> **TASK DATA**
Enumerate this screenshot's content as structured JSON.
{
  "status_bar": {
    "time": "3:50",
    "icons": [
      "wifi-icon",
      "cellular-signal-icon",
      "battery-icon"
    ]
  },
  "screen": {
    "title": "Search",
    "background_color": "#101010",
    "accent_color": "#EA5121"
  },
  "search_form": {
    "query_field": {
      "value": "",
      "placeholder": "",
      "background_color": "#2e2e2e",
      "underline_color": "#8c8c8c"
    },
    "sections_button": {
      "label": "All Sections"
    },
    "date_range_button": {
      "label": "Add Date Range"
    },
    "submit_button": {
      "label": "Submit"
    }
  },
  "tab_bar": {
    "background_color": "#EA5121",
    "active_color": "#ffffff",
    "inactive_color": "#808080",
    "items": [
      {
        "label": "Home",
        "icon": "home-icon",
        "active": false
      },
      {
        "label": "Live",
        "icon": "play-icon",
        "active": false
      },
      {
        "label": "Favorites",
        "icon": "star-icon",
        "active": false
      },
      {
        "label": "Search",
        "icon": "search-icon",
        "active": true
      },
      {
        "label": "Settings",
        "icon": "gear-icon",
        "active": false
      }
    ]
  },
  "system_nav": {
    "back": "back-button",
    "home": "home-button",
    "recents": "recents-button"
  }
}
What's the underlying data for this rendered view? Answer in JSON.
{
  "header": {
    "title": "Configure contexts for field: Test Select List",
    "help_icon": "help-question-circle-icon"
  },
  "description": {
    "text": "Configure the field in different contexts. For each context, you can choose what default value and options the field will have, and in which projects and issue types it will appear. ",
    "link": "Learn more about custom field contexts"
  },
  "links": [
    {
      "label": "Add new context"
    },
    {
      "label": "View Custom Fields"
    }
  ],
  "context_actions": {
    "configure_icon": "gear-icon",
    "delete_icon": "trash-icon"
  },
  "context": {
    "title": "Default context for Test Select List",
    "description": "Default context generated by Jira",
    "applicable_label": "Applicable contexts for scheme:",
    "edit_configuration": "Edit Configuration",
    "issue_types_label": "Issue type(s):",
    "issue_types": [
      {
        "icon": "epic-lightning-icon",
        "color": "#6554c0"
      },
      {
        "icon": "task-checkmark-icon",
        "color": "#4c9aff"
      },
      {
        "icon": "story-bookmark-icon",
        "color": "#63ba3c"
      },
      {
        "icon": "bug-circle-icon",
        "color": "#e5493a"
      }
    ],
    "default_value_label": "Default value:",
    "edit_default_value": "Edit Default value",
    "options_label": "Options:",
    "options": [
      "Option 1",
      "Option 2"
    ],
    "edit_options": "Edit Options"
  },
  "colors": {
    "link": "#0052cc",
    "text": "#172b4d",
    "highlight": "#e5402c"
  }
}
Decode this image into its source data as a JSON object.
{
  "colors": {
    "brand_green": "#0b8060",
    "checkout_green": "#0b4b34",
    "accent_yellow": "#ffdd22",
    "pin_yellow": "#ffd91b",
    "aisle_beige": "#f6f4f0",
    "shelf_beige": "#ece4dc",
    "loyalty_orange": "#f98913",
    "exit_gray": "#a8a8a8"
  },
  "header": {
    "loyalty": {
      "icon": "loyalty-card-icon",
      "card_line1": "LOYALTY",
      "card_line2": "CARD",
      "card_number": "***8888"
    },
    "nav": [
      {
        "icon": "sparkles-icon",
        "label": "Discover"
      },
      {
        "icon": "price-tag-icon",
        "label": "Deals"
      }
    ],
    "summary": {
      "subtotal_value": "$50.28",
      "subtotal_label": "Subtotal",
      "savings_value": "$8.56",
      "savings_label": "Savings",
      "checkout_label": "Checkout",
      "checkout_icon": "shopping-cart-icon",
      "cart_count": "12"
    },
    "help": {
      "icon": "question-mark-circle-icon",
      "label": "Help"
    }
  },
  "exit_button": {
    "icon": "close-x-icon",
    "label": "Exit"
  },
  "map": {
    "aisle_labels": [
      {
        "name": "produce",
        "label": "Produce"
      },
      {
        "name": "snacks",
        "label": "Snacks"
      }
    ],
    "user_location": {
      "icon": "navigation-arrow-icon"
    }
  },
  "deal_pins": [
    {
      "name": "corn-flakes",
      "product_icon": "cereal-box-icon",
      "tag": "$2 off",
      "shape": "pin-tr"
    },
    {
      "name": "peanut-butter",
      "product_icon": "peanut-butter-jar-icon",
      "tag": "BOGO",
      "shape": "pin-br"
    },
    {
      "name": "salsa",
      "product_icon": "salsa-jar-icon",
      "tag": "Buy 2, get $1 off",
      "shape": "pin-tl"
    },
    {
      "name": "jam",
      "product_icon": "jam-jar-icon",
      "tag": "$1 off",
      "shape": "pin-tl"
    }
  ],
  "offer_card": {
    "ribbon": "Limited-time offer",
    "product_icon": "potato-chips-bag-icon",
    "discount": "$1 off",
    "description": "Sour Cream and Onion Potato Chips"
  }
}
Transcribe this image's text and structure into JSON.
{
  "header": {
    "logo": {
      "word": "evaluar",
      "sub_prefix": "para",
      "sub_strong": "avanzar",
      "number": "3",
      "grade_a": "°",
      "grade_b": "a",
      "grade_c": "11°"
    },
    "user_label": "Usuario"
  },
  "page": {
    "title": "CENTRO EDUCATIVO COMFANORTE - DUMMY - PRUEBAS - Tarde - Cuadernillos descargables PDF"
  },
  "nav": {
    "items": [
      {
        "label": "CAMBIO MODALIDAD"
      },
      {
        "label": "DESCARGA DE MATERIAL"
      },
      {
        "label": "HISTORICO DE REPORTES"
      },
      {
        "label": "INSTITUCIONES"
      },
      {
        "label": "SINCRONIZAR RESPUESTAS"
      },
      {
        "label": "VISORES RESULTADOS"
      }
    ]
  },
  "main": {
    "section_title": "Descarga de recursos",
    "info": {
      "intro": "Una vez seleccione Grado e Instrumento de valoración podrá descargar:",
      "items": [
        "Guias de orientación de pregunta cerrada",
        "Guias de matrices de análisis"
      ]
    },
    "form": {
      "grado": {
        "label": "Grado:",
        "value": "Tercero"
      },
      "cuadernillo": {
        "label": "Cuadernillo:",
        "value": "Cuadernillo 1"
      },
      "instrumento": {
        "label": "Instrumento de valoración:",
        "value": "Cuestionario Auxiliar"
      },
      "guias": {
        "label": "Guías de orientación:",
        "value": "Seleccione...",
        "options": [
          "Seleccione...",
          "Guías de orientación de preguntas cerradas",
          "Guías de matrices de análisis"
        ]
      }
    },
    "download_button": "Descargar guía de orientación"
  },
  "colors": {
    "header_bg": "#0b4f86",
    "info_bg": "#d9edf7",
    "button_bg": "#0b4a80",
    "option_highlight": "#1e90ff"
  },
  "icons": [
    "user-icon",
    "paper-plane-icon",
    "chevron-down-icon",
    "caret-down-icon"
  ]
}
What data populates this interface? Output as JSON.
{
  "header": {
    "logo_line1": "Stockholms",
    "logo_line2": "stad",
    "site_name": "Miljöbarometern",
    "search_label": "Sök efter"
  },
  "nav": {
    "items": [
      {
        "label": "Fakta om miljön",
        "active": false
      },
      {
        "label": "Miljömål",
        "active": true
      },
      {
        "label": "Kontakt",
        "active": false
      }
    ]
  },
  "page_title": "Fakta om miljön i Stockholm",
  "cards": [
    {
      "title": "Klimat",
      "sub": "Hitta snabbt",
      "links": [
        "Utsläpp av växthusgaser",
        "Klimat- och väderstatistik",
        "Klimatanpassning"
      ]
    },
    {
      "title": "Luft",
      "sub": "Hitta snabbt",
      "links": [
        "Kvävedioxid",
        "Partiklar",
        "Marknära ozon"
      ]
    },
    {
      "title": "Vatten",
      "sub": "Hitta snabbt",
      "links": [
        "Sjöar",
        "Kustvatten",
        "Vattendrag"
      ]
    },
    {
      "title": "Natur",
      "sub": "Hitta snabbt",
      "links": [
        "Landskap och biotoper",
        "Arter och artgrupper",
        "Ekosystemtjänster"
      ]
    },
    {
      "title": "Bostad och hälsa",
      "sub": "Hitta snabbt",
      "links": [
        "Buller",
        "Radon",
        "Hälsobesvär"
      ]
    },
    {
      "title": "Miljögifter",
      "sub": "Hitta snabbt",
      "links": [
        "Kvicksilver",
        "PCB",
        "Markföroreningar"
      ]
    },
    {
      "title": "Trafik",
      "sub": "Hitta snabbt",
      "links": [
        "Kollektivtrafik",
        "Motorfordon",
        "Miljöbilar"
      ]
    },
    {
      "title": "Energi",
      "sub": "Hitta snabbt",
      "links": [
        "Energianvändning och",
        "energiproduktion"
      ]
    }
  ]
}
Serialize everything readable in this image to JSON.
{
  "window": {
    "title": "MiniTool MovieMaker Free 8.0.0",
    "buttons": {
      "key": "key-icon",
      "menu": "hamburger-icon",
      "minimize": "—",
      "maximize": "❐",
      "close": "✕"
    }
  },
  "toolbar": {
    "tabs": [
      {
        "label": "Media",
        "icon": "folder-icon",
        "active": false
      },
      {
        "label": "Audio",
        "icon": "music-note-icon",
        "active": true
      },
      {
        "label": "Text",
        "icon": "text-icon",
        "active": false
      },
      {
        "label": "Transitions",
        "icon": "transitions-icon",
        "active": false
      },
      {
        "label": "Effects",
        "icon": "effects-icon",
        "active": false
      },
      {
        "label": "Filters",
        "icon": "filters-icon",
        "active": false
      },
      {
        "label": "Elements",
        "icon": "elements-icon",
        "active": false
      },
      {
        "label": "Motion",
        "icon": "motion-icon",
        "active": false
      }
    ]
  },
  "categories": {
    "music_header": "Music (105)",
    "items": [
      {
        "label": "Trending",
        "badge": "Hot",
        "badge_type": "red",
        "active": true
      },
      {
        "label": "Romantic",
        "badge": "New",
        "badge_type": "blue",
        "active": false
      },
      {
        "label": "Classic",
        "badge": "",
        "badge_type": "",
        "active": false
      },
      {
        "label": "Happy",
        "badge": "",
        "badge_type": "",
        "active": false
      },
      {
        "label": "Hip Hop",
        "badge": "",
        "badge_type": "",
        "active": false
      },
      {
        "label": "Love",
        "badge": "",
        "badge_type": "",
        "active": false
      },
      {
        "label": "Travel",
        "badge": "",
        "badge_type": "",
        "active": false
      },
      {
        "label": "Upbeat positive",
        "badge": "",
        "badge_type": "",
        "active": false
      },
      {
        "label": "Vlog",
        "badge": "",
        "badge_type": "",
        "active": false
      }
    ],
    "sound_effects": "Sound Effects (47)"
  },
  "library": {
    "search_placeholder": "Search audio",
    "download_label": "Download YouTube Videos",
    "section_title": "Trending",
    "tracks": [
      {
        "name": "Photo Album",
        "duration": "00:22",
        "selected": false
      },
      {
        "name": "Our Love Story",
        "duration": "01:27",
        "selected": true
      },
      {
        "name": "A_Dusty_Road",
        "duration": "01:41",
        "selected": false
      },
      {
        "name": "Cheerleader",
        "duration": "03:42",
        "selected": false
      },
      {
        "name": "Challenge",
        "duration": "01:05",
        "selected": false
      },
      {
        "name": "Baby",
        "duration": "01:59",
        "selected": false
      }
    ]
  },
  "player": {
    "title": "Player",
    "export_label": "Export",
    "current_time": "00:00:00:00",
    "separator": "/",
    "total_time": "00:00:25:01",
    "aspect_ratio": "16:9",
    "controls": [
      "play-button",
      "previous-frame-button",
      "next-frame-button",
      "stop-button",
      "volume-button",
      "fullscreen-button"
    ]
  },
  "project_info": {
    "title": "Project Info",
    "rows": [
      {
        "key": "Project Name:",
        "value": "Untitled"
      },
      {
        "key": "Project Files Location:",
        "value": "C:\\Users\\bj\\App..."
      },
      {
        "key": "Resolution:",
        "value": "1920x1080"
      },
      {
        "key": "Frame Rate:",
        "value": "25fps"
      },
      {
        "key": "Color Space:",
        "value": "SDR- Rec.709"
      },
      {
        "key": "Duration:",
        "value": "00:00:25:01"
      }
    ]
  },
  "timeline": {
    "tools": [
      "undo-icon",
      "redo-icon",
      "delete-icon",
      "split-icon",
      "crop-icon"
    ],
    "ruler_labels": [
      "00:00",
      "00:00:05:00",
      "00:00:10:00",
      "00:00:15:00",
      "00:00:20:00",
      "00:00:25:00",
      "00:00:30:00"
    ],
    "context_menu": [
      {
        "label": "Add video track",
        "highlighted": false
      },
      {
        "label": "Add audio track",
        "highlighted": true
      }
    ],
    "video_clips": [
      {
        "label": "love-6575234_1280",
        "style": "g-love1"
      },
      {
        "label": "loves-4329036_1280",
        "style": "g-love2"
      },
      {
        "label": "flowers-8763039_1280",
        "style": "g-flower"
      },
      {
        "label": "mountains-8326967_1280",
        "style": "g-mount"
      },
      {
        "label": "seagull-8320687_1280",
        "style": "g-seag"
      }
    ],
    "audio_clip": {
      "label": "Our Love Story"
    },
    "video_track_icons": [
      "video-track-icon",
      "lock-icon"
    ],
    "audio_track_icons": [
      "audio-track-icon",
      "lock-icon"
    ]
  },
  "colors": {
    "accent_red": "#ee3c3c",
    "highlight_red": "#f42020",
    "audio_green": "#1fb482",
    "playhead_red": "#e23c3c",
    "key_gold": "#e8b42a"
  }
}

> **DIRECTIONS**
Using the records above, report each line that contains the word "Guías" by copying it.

> **TASK RESULT**
        "label": "Guías de orientación:",
          "Guías de orientación de preguntas cerradas",
          "Guías de matrices de análisis"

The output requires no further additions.